Suggested Citation

  • Andrew Burton-Jones & Peter N. Meso, 2006. "Conceptualizing Systems for Understanding: An Empirical Test of Decomposition Principles in Object-Oriented Analysis," Information Systems Research, INFORMS, vol. 17(1), pages 38-60, March.
  • Handle: RePEc:inm:orisre:v:17:y:2006:i:1:p:38-60
    as

    Download full text from publisher

    File URL: http://dx.doi.org/10.1287/isre.1050.0079
    Download Restriction: no

    Citations

    Citations are extracted by the CitEc Project, subscribe to its RSS feed for this item.
    as


    Cited by:

    1. repec:eee:ijoais:v:14:y:2013:i:1:p:21-38 is not listed on IDEAS
    2. repec:spr:infosf:v:14:y:2012:i:3:d:10.1007_s10796-011-9300-6 is not listed on IDEAS

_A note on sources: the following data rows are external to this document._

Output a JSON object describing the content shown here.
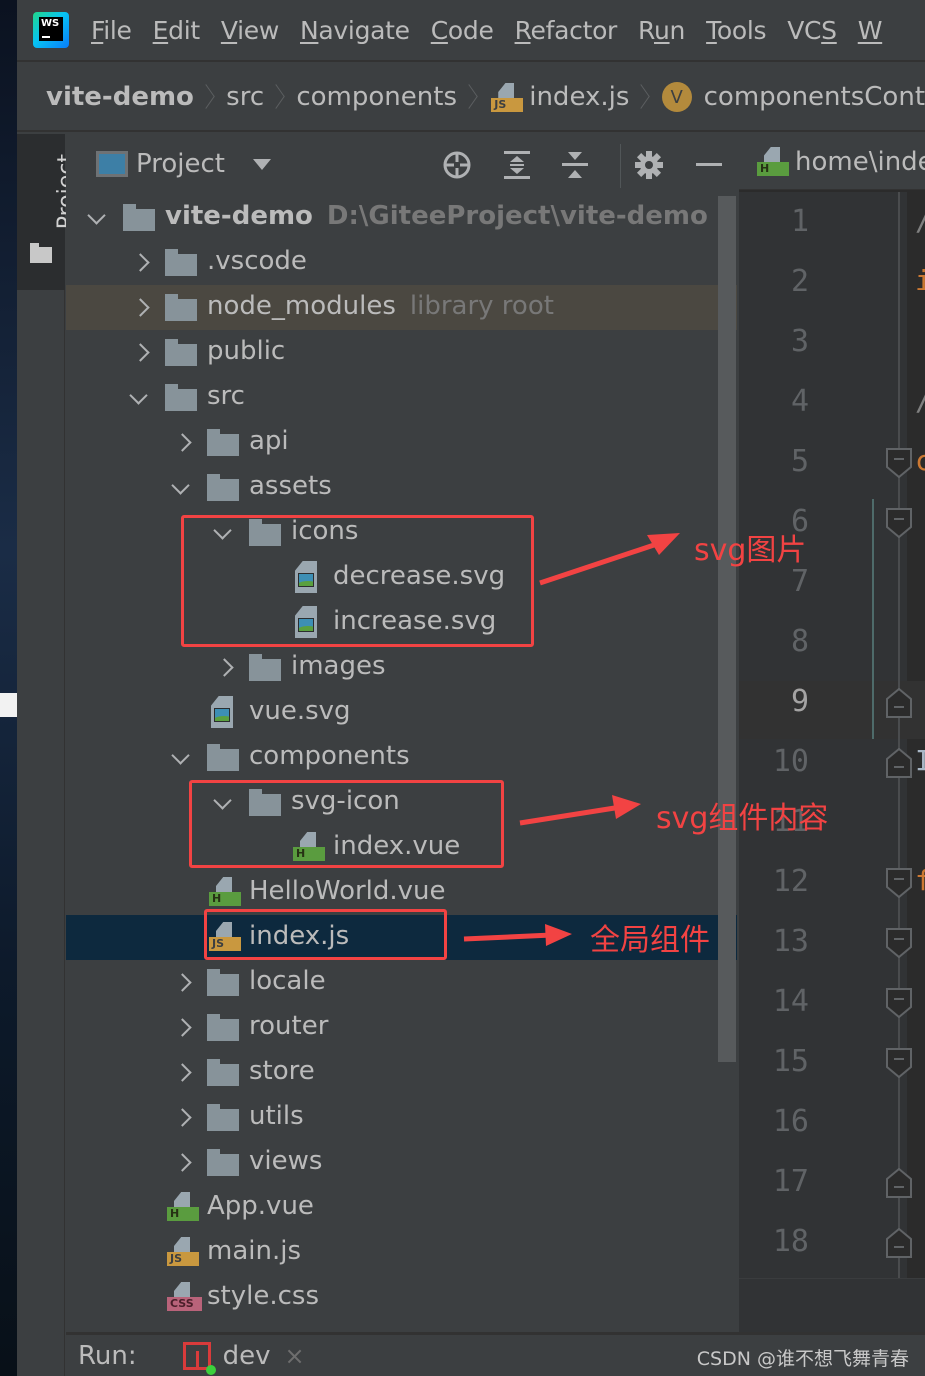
{
  "menu": {
    "app_logo": "webstorm-logo-icon",
    "items": [
      {
        "label": "File",
        "mnemonic": "F"
      },
      {
        "label": "Edit",
        "mnemonic": "E"
      },
      {
        "label": "View",
        "mnemonic": "V"
      },
      {
        "label": "Navigate",
        "mnemonic": "N"
      },
      {
        "label": "Code",
        "mnemonic": "C"
      },
      {
        "label": "Refactor",
        "mnemonic": "R"
      },
      {
        "label": "Run",
        "mnemonic": "u"
      },
      {
        "label": "Tools",
        "mnemonic": "T"
      },
      {
        "label": "VCS",
        "mnemonic": "S"
      },
      {
        "label": "W",
        "mnemonic": "W"
      }
    ]
  },
  "breadcrumb": [
    {
      "label": "vite-demo",
      "icon": null
    },
    {
      "label": "src",
      "icon": null
    },
    {
      "label": "components",
      "icon": null
    },
    {
      "label": "index.js",
      "icon": "js-file-icon"
    },
    {
      "label": "componentsCont",
      "icon": "variable-icon",
      "badge": "V"
    }
  ],
  "tool_stripe": {
    "project_tab": "Project"
  },
  "project_panel": {
    "title": "Project",
    "toolbar": [
      "locate-icon",
      "expand-all-icon",
      "collapse-all-icon",
      "gear-icon",
      "hide-icon"
    ],
    "tree": [
      {
        "name": "vite-demo",
        "hint": "D:\\GiteeProject\\vite-demo",
        "type": "folder",
        "depth": 0,
        "state": "expanded",
        "bold": true
      },
      {
        "name": ".vscode",
        "type": "folder",
        "depth": 1,
        "state": "collapsed"
      },
      {
        "name": "node_modules",
        "hint": "library root",
        "type": "folder",
        "depth": 1,
        "state": "collapsed",
        "library": true
      },
      {
        "name": "public",
        "type": "folder",
        "depth": 1,
        "state": "collapsed"
      },
      {
        "name": "src",
        "type": "folder",
        "depth": 1,
        "state": "expanded"
      },
      {
        "name": "api",
        "type": "folder",
        "depth": 2,
        "state": "collapsed"
      },
      {
        "name": "assets",
        "type": "folder",
        "depth": 2,
        "state": "expanded"
      },
      {
        "name": "icons",
        "type": "folder",
        "depth": 3,
        "state": "expanded"
      },
      {
        "name": "decrease.svg",
        "type": "image",
        "depth": 4
      },
      {
        "name": "increase.svg",
        "type": "image",
        "depth": 4
      },
      {
        "name": "images",
        "type": "folder",
        "depth": 3,
        "state": "collapsed"
      },
      {
        "name": "vue.svg",
        "type": "image",
        "depth": 3,
        "leaf": true
      },
      {
        "name": "components",
        "type": "folder",
        "depth": 2,
        "state": "expanded"
      },
      {
        "name": "svg-icon",
        "type": "folder",
        "depth": 3,
        "state": "expanded"
      },
      {
        "name": "index.vue",
        "type": "vue",
        "depth": 4
      },
      {
        "name": "HelloWorld.vue",
        "type": "vue",
        "depth": 3,
        "leaf": true
      },
      {
        "name": "index.js",
        "type": "js",
        "depth": 3,
        "leaf": true,
        "selected": true
      },
      {
        "name": "locale",
        "type": "folder",
        "depth": 2,
        "state": "collapsed"
      },
      {
        "name": "router",
        "type": "folder",
        "depth": 2,
        "state": "collapsed"
      },
      {
        "name": "store",
        "type": "folder",
        "depth": 2,
        "state": "collapsed"
      },
      {
        "name": "utils",
        "type": "folder",
        "depth": 2,
        "state": "collapsed"
      },
      {
        "name": "views",
        "type": "folder",
        "depth": 2,
        "state": "collapsed"
      },
      {
        "name": "App.vue",
        "type": "vue",
        "depth": 2,
        "leaf": true
      },
      {
        "name": "main.js",
        "type": "js",
        "depth": 2,
        "leaf": true
      },
      {
        "name": "style.css",
        "type": "css",
        "depth": 2,
        "leaf": true
      }
    ]
  },
  "file_tags": {
    "js": "JS",
    "vue": "H",
    "css": "CSS"
  },
  "annotations": [
    {
      "text": "svg图片",
      "target": "icons"
    },
    {
      "text": "svg组件内容",
      "target": "svg-icon"
    },
    {
      "text": "全局组件",
      "target": "index.js"
    }
  ],
  "editor": {
    "tab_label": "home\\inde",
    "tab_icon_tag": "H",
    "line_numbers": [
      "1",
      "2",
      "3",
      "4",
      "5",
      "6",
      "7",
      "8",
      "9",
      "10",
      "11",
      "12",
      "13",
      "14",
      "15",
      "16",
      "17",
      "18"
    ],
    "current_line": "9",
    "code_glyphs": [
      {
        "line": 1,
        "char": "/",
        "color": "#808080"
      },
      {
        "line": 2,
        "char": "i",
        "color": "#cc7832"
      },
      {
        "line": 4,
        "char": "/",
        "color": "#808080"
      },
      {
        "line": 5,
        "char": "c",
        "color": "#cc7832"
      },
      {
        "line": 10,
        "char": "I",
        "color": "#a9b7c6"
      },
      {
        "line": 12,
        "char": "f",
        "color": "#cc7832"
      }
    ],
    "fold_markers": [
      {
        "line": 5,
        "kind": "open"
      },
      {
        "line": 6,
        "kind": "open"
      },
      {
        "line": 9,
        "kind": "close"
      },
      {
        "line": 10,
        "kind": "close"
      },
      {
        "line": 12,
        "kind": "open"
      },
      {
        "line": 13,
        "kind": "open"
      },
      {
        "line": 14,
        "kind": "open"
      },
      {
        "line": 15,
        "kind": "open"
      },
      {
        "line": 17,
        "kind": "close"
      },
      {
        "line": 18,
        "kind": "close"
      }
    ]
  },
  "runbar": {
    "label": "Run:",
    "config": "dev",
    "close": "×"
  },
  "watermark": "CSDN @谁不想飞舞青春"
}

    Corrections

    All material on this site has been provided by the respective publishers and authors. You can help correct errors and omissions. When requesting a correction, please mention this item's handle: RePEc:inm:orisre:v:17:y:2006:i:1:p:38-60. See general information about how to correct material in RePEc.

    For technical questions regarding this item, or to correct its authors, title, abstract, bibliographic or download information, contact: (Mirko Janc). General contact details of provider: http://edirc.repec.org/data/inforea.html .

    If you have authored this item and are not yet registered with RePEc, we encourage you to do it here. This allows to link your profile to this item. It also allows you to accept potential citations to this item that we are uncertain about.

    We have no references for this item. You can help adding them by using this form .

    If you know of missing items citing this one, you can help us creating those links by adding the relevant references in the same way as above, for each refering item. If you are a registered author of this item, you may also want to check the "citations" tab in your RePEc Author Service profile, as there may be some citations waiting for confirmation.

    Please note that corrections may take a couple of weeks to filter through the various RePEc services.

    IDEAS is a RePEc service hosted by the Research Division of the Federal Reserve Bank of St. Louis . RePEc uses bibliographic data supplied by the respective publishers.